After the contract has been accepted by both parties, congratulations you are in escrow! You will now begin your contingency period. You have 3 days to deliver your EMD to your agent or the escrow company. Make sure you immediately notify your lender you are in contract. Your lender will likely ask for updated income and asset documentation and will be ordering the appraisal.
The contingency period is the time allowed in the contract for you to inspect the house. The seller has 5 days to prepare seller disclosures for you to review. The seller must disclose any know defects or problems about the house. You will also want to order appropriate inspections on the house. There are more than two dozen different inspections you can order, but the most common are: whole home, pest, and roof. Based on these findings or the condition of the home, you may choose to order additional inspections (well, septic, soil, chimney and mold to name a few). Buyers usually have 17 days to order and review the seller disclosures, inspections, and appraisal. At the end of 17 days, your inspection contingency is due. You need to either accept the home in its current condition, ask the seller for repairs, ask the seller for a credit for repairs, or request a reduction in price. The seller has the option to accept, deny, or counter your request. At the end of 21 days, your loan contingency is due. As each contingency period comes due you will be asked to remove that specific contingency in writing. WARNING – once you remove a contingency you will lose your deposit if you back out of the contract for that reason,. As an example, on day 17 you remove your inspection contingency and then a few days later decide to ask the seller to fix the dishwasher. The seller replies that they will not fix the dishwasher so you decide to back out. In this scenario, the seller can keep your deposit. Take your contingency removals very serious (I am happy to say that I have never had a client lose a deposit).
After the inspection contingency period, the entire transaction falls on the shoulders of the lender. The lender has been working hard the past 3 weeks to get your loan package through underwriting and most likely has asked you for “one more document” every few days. When the underwriter is finally satisfied, you will be sent the Closing Disclosure (CD), which is an estimate of your loan fees and down payment. It is important to acknowledge your CD as soon as possible because there is a 3-day waiting period from the time you acknowledge the CD until the day you can sign your loan documents.
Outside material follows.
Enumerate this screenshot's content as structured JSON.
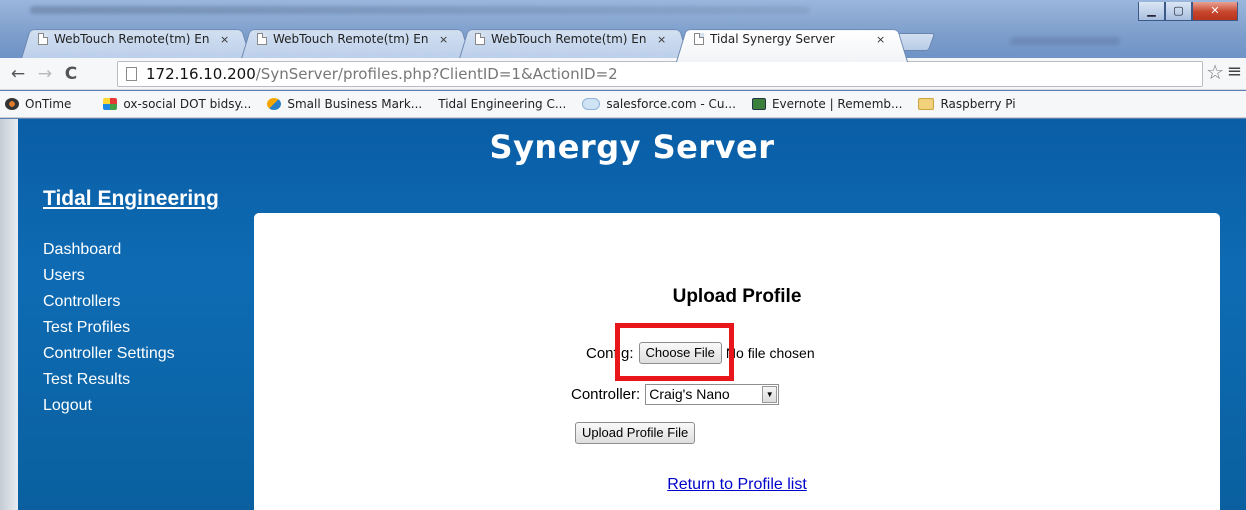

The big day will finally arrive when you can sign your documents in escrow and bring in your down payment. Sadly, even after signing the documents the transaction isn’t finished yet. The completed documents are usually sent back to the lender for review where they may pull your credit one last time to make sure you didn’t buy anything on credit and call your employer one last time to make sure you are still employed. Typically, three days after you sign, your loan is funded. Funding means that the money from the lender is sent to the escrow company. The escrow company audits the file and releases the transaction to be recorded with the county. It depends on the county, but some counties record the day after funding and some record the day of funding. Once the escrow company receives confirmation the transaction is recorded, the house is yours! Most often your agent will meet you at the house to hand you the keys.
I hope you found this brief overview helpful. Look for additional information coming soon. You may also leave me a comment or contact me for more information.